6 Ways to Kill Your Employee's Productivity

Wondering how to improve your team's employee engagement and productivity at work? An engaged, productive workforce is the lifeblood of company success. But sometimes leaders take the wrong approach and end up harming their workforce culture instead of nurturing it.

1. Yell at your employees.
Yelling creates passive resistance, resentment and a negative work environment. Employees whose bosses yell suffer from impaired working memory, reducing their ability to perform even the most basic tasks. Productivity requires full mental engagement, so find a better, less hostile way to get your message across.

2. Reward for mediocre performance.
When deserved, rewards are a powerful tool for employee engagement. But when employees are rewarded for just doing their job, there is no motivation to do better. "Not only can a manager lose credibility, but an organization can undermine engagement if rewards are not tied to meaningful accomplishment," says Deb LaMere, VP of HR Strategy and Employee Engagement at Ceridian, an HR technology company.

3. Reward the wrong people.
Companies systematically listen to and reward the most extroverted employees. Extroverts typically look like they are doing a good job, energized and vocal. But the reality is that the introverts can be the most productive. If you aren't measuring productivity with data, your eyes and ears will measure wrong. Objective data reveals which employees are most productive and should be acknowledged.

4. Bonus the whole group.
When you bonus an entire group, the top performers become de-motivated because they know they are pulling the weight of the entire group. The bottom performers think, "Hey great I got a freebie," and the bonus loses its effectiveness.

"You want to get your metrics down to the individual level, or the smallest group possible." Says Dean Dorcas, CEO of Easy Metrics, an employee analytics company. "Bonusing individual employees based on fair, objective data is by far the best way to improve productivity in the workforce," says Dorcas, whose customers see 40% productivity gains on average by coupling performance tracking with pay for performance.

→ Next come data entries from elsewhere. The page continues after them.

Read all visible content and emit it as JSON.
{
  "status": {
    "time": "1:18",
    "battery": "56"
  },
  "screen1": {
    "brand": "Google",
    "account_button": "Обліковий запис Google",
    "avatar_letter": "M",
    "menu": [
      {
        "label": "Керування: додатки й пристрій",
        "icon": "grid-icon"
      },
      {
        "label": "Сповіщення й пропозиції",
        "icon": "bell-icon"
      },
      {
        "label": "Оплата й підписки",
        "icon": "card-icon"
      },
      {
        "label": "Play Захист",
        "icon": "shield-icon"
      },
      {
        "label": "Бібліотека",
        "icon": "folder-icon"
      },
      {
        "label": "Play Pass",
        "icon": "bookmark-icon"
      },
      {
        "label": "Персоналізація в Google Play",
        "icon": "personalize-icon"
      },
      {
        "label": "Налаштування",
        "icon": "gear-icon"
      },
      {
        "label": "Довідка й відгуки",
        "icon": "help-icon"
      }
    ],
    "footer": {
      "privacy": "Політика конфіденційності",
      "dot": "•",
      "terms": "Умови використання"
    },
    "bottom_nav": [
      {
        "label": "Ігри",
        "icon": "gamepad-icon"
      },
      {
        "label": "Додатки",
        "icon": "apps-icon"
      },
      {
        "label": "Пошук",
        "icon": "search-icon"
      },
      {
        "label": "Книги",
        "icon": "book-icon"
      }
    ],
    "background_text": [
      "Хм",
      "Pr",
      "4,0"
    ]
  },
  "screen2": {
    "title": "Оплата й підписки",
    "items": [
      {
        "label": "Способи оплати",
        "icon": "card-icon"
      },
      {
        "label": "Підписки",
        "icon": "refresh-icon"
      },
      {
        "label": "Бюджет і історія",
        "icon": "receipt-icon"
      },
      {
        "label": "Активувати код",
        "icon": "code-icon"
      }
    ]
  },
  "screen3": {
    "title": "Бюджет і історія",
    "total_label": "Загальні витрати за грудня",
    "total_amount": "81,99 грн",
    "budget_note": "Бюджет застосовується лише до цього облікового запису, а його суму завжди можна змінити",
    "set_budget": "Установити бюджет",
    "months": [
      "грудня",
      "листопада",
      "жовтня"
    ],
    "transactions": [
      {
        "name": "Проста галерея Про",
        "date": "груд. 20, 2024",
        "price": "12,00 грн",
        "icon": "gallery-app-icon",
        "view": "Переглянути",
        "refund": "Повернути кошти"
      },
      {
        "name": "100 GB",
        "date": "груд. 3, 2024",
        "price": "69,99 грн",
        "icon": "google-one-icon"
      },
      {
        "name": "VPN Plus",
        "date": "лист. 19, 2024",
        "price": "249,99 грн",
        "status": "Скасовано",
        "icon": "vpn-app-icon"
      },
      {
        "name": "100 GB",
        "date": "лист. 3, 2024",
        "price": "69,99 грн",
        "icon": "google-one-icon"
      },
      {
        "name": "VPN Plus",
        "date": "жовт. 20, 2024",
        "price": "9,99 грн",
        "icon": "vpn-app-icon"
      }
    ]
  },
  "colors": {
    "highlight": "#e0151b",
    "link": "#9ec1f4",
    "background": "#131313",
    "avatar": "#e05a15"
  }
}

5. Profit share.
Bonuses will have the biggest effect on productivity when the employee has an impact on their bonus. Profit sharing is nice for loyalty, but it doesn't motivate productivity. If an employee on the manufacturing floor is bonused based on the sales team's efforts, or the state of the economy, they aren't going to do better. Reward them for things they can control. Don't punish them for things they can't control. "Differentiated rewards and recognition based on contributions are key to harnessing a cycle of achievement," says LaMere.

6. Take away bonuses.
Pay for performance can be a powerful way to motivate employees, as Hewlett Packard discovered. Their pay for performance program caused productivity to explode, and employees to earn big bonuses. When HP cut the program, productivity collapsed.

With any P4P program, start small. Incentivize where it makes the biggest impact, and where employees will feel motivated. You can always adjust up. If you try to adjust down, the workforce culture and engagement will suffer.